Major investments were from companies such as U.S. chip maker Micron Technology, which announced that it would spend 1.5 billion ringgit over five years on a new solid-state drive assembly and test facility. Other major investors were American firm Jabil Circuit and British medical device maker Smith+Nephew.
According to InvestPenang Chief Executive Officer Loo Lee Lian, Malaysia’s E&E exports from January-August rose 0.7 per cent on the year to RM247.6 billion, while total exports slipped 0.4 per cent to RM650.8 billion. Electronics exports from other countries such as South Korea and Singapore have plunged in recent months.

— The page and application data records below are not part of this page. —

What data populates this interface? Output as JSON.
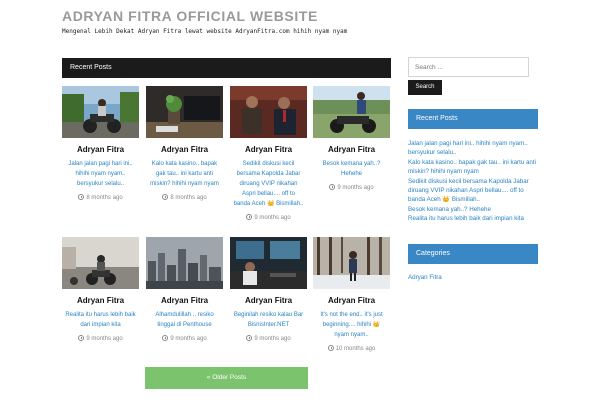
{
  "site": {
    "title": "ADRYAN FITRA OFFICIAL WEBSITE",
    "description": "Mengenal Lebih Dekat Adryan Fitra lewat website AdryanFitra.com hihih nyam nyam"
  },
  "main": {
    "section_title": "Recent Posts",
    "posts": [
      {
        "author": "Adryan Fitra",
        "excerpt": "Jalan jalan pagi hari ini.. hihihi nyam nyam.. bersyukur selalu..",
        "date": "8 months ago"
      },
      {
        "author": "Adryan Fitra",
        "excerpt": "Kalo kata kasino.. bapak gak tau.. ini kartu anti miskin? hihihi nyam nyam",
        "date": "8 months ago"
      },
      {
        "author": "Adryan Fitra",
        "excerpt": "Sedikit diskusi kecil bersama Kapolda Jabar diruang VVIP nikahan Aspri bellau.... off to banda Aceh 👑 Bismillah..",
        "date": "9 months ago"
      },
      {
        "author": "Adryan Fitra",
        "excerpt": "Besok kemana yah..? Hehehe",
        "date": "9 months ago"
      },
      {
        "author": "Adryan Fitra",
        "excerpt": "Realita itu harus lebih baik dari impian kita",
        "date": "9 months ago"
      },
      {
        "author": "Adryan Fitra",
        "excerpt": "Alhamdulillah .. resiko tinggal di Penthouse",
        "date": "9 months ago"
      },
      {
        "author": "Adryan Fitra",
        "excerpt": "Beginilah resiko kalau Bar BisnisInter.NET",
        "date": "9 months ago"
      },
      {
        "author": "Adryan Fitra",
        "excerpt": "It's not the end.. it's just beginning.... hihihi 👑 nyam nyam..",
        "date": "10 months ago"
      }
    ],
    "older_posts_label": "« Older Posts"
  },
  "sidebar": {
    "search_placeholder": "Search ...",
    "search_button": "Search",
    "recent_title": "Recent Posts",
    "recent_items": [
      "Jalan jalan pagi hari ini.. hihihi nyam nyam.. bersyukur selalu..",
      "Kalo kata kasino.. bapak gak tau.. ini kartu anti miskin? hihihi nyam nyam",
      "Sedikit diskusi kecil bersama Kapolda Jabar diruang VVIP nikahan Aspri bellau.... off to banda Aceh 👑 Bismillah..",
      "Besok kemana yah..? Hehehe",
      "Realita itu harus lebih baik dari impian kita"
    ],
    "categories_title": "Categories",
    "categories": [
      "Adryan Fitra"
    ]
  },
  "colors": {
    "accent": "#3a87c5",
    "dark_bar": "#1b1b1b",
    "link": "#2a84c4",
    "older_button": "#7bc36d"
  }
}
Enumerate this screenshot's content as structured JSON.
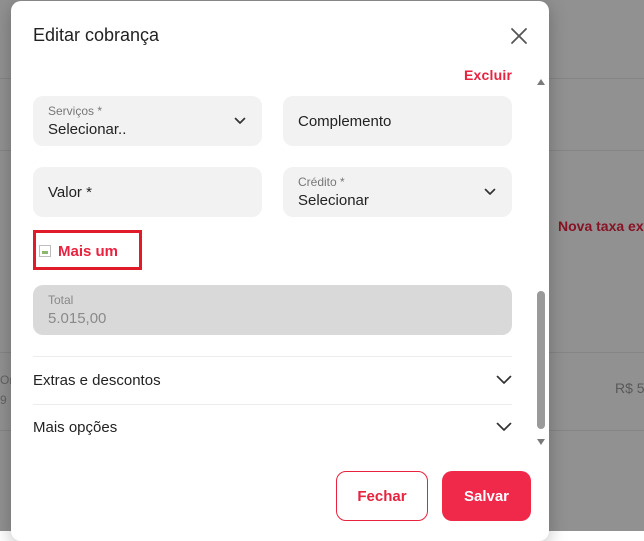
{
  "background": {
    "link_text": "Nova taxa ex",
    "amount_text": "R$ 5",
    "left_fragments": [
      "Or",
      "9"
    ]
  },
  "modal": {
    "title": "Editar cobrança",
    "delete_label": "Excluir",
    "services": {
      "label": "Serviços *",
      "value": "Selecionar.."
    },
    "complement": {
      "placeholder": "Complemento"
    },
    "value_field": {
      "placeholder": "Valor *"
    },
    "credit": {
      "label": "Crédito *",
      "value": "Selecionar"
    },
    "more_button_label": "Mais um",
    "total": {
      "label": "Total",
      "value": "5.015,00"
    },
    "accordions": [
      {
        "label": "Extras e descontos"
      },
      {
        "label": "Mais opções"
      }
    ],
    "buttons": {
      "close": "Fechar",
      "save": "Salvar"
    }
  },
  "icons": {
    "close": "close-icon",
    "chevron": "chevron-down-icon",
    "broken_image": "broken-image-icon"
  },
  "colors": {
    "accent": "#e8223f",
    "save_bg": "#f0294a",
    "field_bg": "#f2f2f2",
    "total_bg": "#d9d9d9",
    "highlight_border": "#e01b2a"
  }
}
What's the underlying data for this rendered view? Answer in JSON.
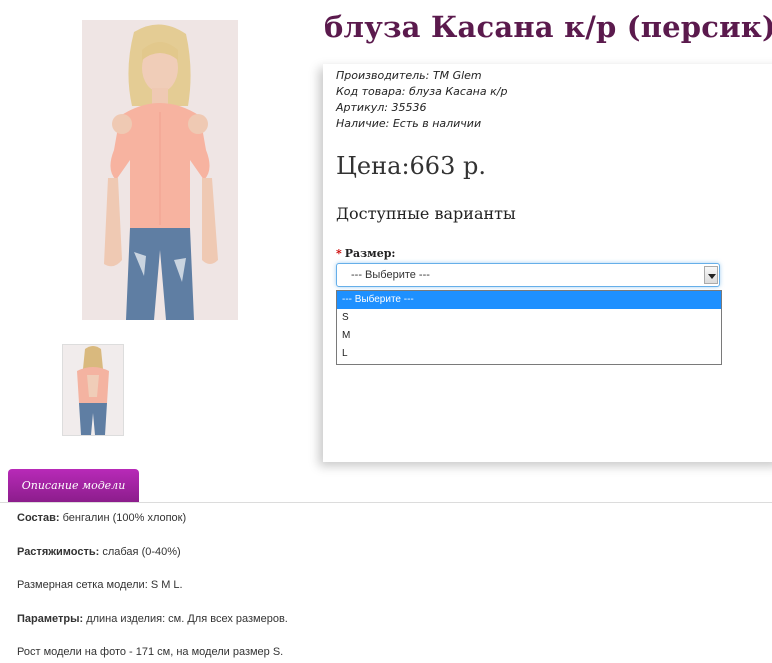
{
  "product": {
    "title": "блуза Касана к/р (персик)",
    "meta": [
      {
        "label": "Производитель:",
        "value": "TM Glem"
      },
      {
        "label": "Код товара:",
        "value": "блуза Касана к/р"
      },
      {
        "label": "Артикул:",
        "value": "35536"
      },
      {
        "label": "Наличие:",
        "value": "Есть в наличии"
      }
    ],
    "price": "Цена:663 р.",
    "variants_heading": "Доступные варианты",
    "size_label": "Размер:",
    "required_mark": "*"
  },
  "size_select": {
    "selected": "--- Выберите ---",
    "options": [
      "--- Выберите ---",
      "S",
      "M",
      "L"
    ]
  },
  "tabs": {
    "description": "Описание модели"
  },
  "description": [
    {
      "label": "Состав:",
      "value": " бенгалин (100% хлопок)"
    },
    {
      "label": "Растяжимость:",
      "value": " слабая (0-40%)"
    },
    {
      "label": "",
      "value": "Размерная сетка модели: S M L."
    },
    {
      "label": "Параметры:",
      "value": " длина изделия: см. Для всех размеров."
    },
    {
      "label": "",
      "value": "Рост модели на фото - 171 см, на модели размер S."
    }
  ],
  "colors": {
    "title": "#5b1a4d",
    "tab": "#a023a0",
    "select_highlight": "#1e90ff"
  }
}
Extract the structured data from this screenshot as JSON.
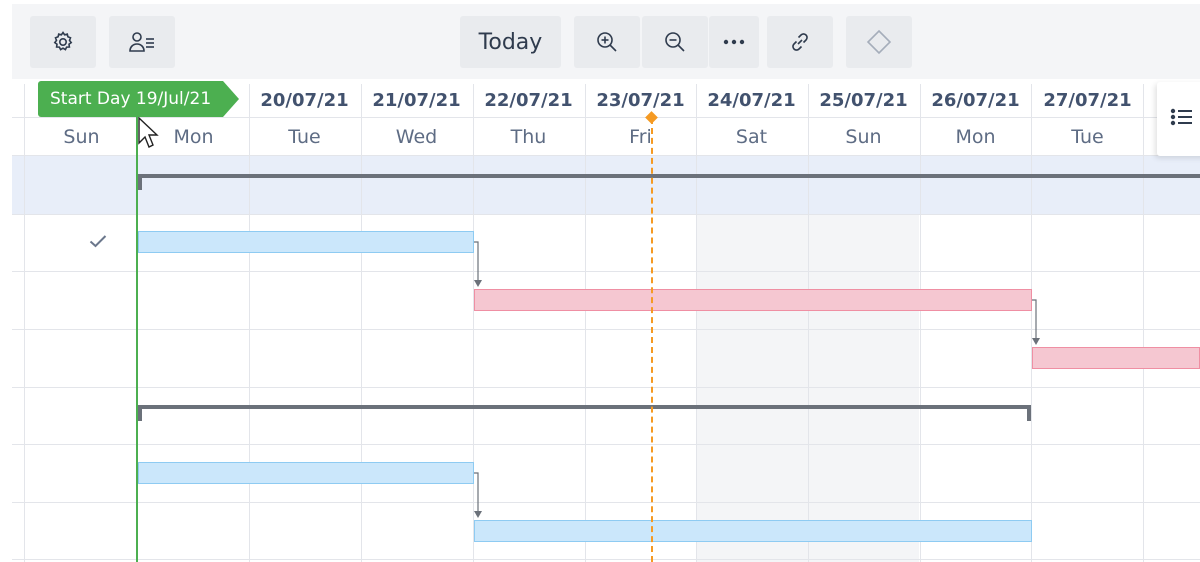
{
  "toolbar": {
    "settings_icon": "gear-icon",
    "people_icon": "people-list-icon",
    "today_label": "Today",
    "zoom_in_icon": "zoom-in-icon",
    "zoom_out_icon": "zoom-out-icon",
    "more_icon": "more-icon",
    "link_icon": "link-icon",
    "milestone_icon": "diamond-icon"
  },
  "timeline": {
    "start_flag": "Start Day 19/Jul/21",
    "dates": [
      "20/07/21",
      "21/07/21",
      "22/07/21",
      "23/07/21",
      "24/07/21",
      "25/07/21",
      "26/07/21",
      "27/07/21"
    ],
    "days": [
      "Sun",
      "Mon",
      "Tue",
      "Wed",
      "Thu",
      "Fri",
      "Sat",
      "Sun",
      "Mon",
      "Tue"
    ],
    "weekend_days": [
      "Sat",
      "Sun"
    ],
    "today": "Fri 23/07/21"
  },
  "tasks": [
    {
      "type": "group",
      "start": "Mon 19/07/21",
      "end": "beyond view",
      "row": 1
    },
    {
      "type": "task",
      "color": "blue",
      "start": "Mon 19/07/21",
      "end": "Wed 21/07/21",
      "row": 2,
      "done": true
    },
    {
      "type": "task",
      "color": "red",
      "start": "Thu 22/07/21",
      "end": "Mon 26/07/21",
      "row": 3
    },
    {
      "type": "task",
      "color": "red",
      "start": "Tue 27/07/21",
      "end": "beyond view",
      "row": 4
    },
    {
      "type": "group",
      "start": "Mon 19/07/21",
      "end": "Mon 26/07/21",
      "row": 5
    },
    {
      "type": "task",
      "color": "blue",
      "start": "Mon 19/07/21",
      "end": "Wed 21/07/21",
      "row": 6
    },
    {
      "type": "task",
      "color": "blue",
      "start": "Thu 22/07/21",
      "end": "Mon 26/07/21",
      "row": 7
    }
  ],
  "colors": {
    "start_line": "#4caf50",
    "today_line": "#f59a23",
    "task_blue": "#cbe7fb",
    "task_red": "#f5c7d1",
    "group_bar": "#6b717a"
  },
  "list_icon": "list-icon",
  "check_icon": "check-icon"
}
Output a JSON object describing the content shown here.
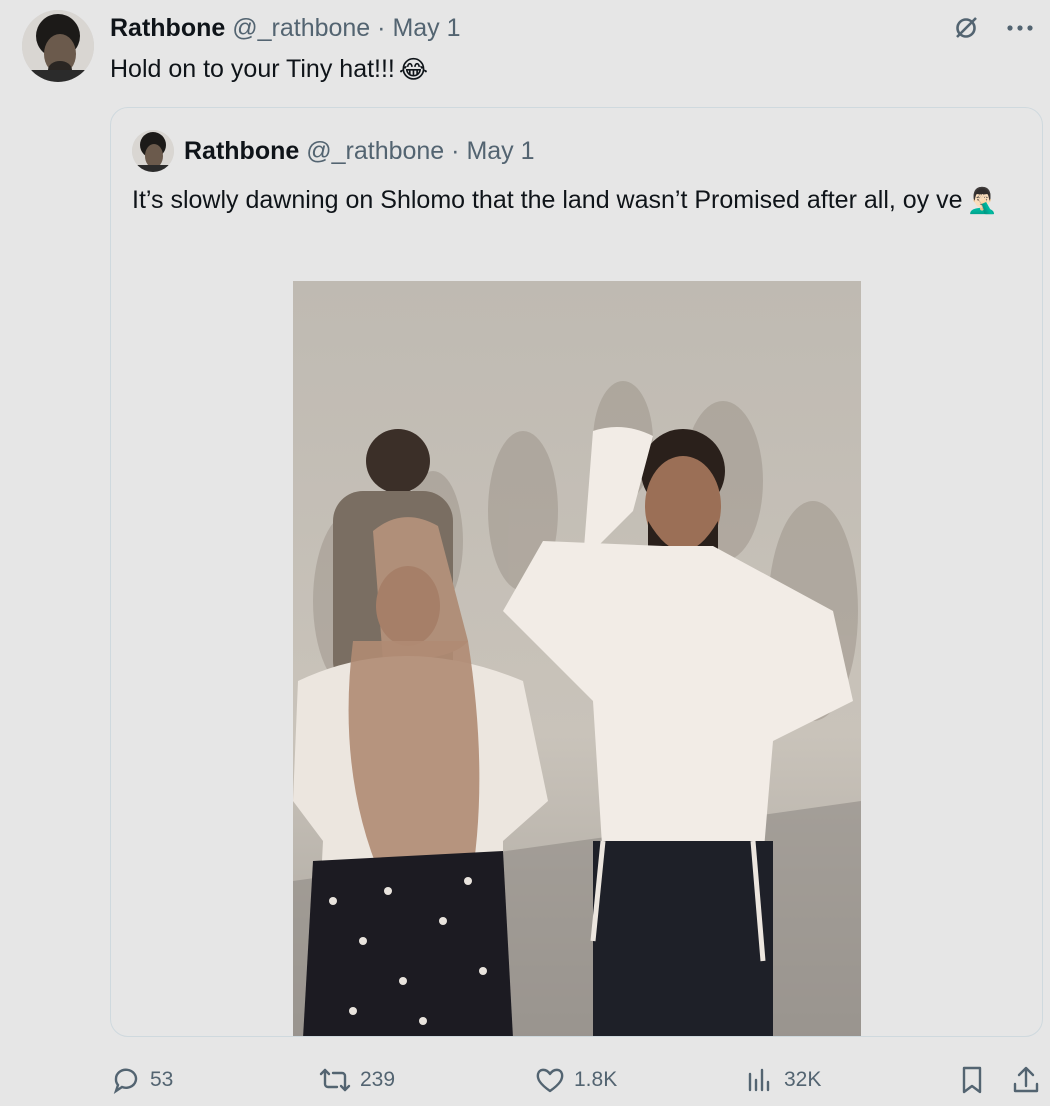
{
  "tweet": {
    "author_name": "Rathbone",
    "handle": "@_rathbone",
    "separator": "·",
    "date": "May 1",
    "text": "Hold on to your Tiny hat!!!",
    "emoji": "😂"
  },
  "quoted_tweet": {
    "author_name": "Rathbone",
    "handle": "@_rathbone",
    "separator": "·",
    "date": "May 1",
    "text": "It’s slowly dawning on Shlomo that the land wasn’t Promised after all, oy ve",
    "emoji": "🤦🏻‍♂️"
  },
  "actions": {
    "replies": "53",
    "reposts": "239",
    "likes": "1.8K",
    "views": "32K"
  },
  "icons": {
    "top": [
      "grok-icon",
      "more-icon"
    ],
    "bottom": [
      "reply-icon",
      "repost-icon",
      "like-icon",
      "views-icon",
      "bookmark-icon",
      "share-icon"
    ]
  },
  "colors": {
    "background": "#e6e6e6",
    "text": "#0f1419",
    "muted": "#536471",
    "border": "#cfd9de"
  }
}
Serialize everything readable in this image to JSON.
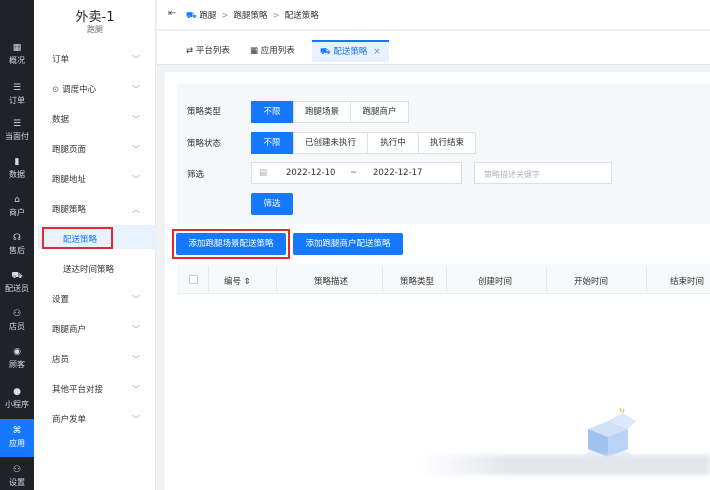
{
  "rail": [
    {
      "icon": "▦",
      "label": "概况"
    },
    {
      "icon": "☰",
      "label": "订单"
    },
    {
      "icon": "☰",
      "label": "当面付"
    },
    {
      "icon": "▮",
      "label": "数据"
    },
    {
      "icon": "⌂",
      "label": "商户"
    },
    {
      "icon": "☊",
      "label": "售后"
    },
    {
      "icon": "⛟",
      "label": "配送员"
    },
    {
      "icon": "⚇",
      "label": "店员"
    },
    {
      "icon": "◉",
      "label": "顾客"
    },
    {
      "icon": "●",
      "label": "小程序"
    },
    {
      "icon": "⌘",
      "label": "应用"
    },
    {
      "icon": "⚇",
      "label": "设置"
    }
  ],
  "app": {
    "title": "外卖-1",
    "subtitle": "跑腿"
  },
  "menu": [
    {
      "label": "订单"
    },
    {
      "label": "调度中心"
    },
    {
      "label": "数据"
    },
    {
      "label": "跑腿页面"
    },
    {
      "label": "跑腿地址"
    },
    {
      "label": "跑腿策略"
    },
    {
      "label": "设置"
    },
    {
      "label": "跑腿商户"
    },
    {
      "label": "店员"
    },
    {
      "label": "其他平台对接"
    },
    {
      "label": "商户发单"
    }
  ],
  "submenu": {
    "active": "配送策略",
    "other": "送达时间策略"
  },
  "breadcrumb": {
    "root": "跑腿",
    "parent": "跑腿策略",
    "current": "配送策略"
  },
  "tabs": [
    {
      "label": "平台列表"
    },
    {
      "label": "应用列表"
    },
    {
      "label": "配送策略",
      "close": "×"
    }
  ],
  "filters": {
    "type_label": "策略类型",
    "type_options": [
      "不限",
      "跑腿场景",
      "跑腿商户"
    ],
    "status_label": "策略状态",
    "status_options": [
      "不限",
      "已创建未执行",
      "执行中",
      "执行结束"
    ],
    "filter_label": "筛选",
    "date_start": "2022-12-10",
    "date_sep": "~",
    "date_end": "2022-12-17",
    "keyword_placeholder": "策略描述关键字",
    "filter_button": "筛选"
  },
  "actions": {
    "add_scene": "添加跑腿场景配送策略",
    "add_merchant": "添加跑腿商户配送策略"
  },
  "table": {
    "columns": [
      "编号 ⇕",
      "策略描述",
      "策略类型",
      "创建时间",
      "开始时间",
      "结束时间"
    ]
  },
  "colors": {
    "primary": "#1677ff",
    "highlight": "#e5282b",
    "rail": "#1f2229"
  }
}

According to the Malaysian Investment Development Authority (MIDA), the U.S. replaced China as the largest source of approved foreign investment in Malaysia over the first nine months of 2019, spending US$5.9 bil, over six times up from US$889 mil a year earlier, whilst Chinese investments meanwhile halved to US$1.7 bil from US$3.5 bil in the previous year.
“The tariffs imposed on China raises the possibility of trade and investment diversion to Malaysia,” said MIDA spokesman Zalina Zainol, adding that Malaysia’s government was focused on sectors with high growth potential and low labour-intensity, including the chemical industry and producers of machinery, medical devices and aerospace.
Another benefit of Penang is that many semiconductor and other electronics products from Malaysia are exempt from U.S. tariffs, unlike the 25% rate for China.
[Part 2 of this article can be found HERE]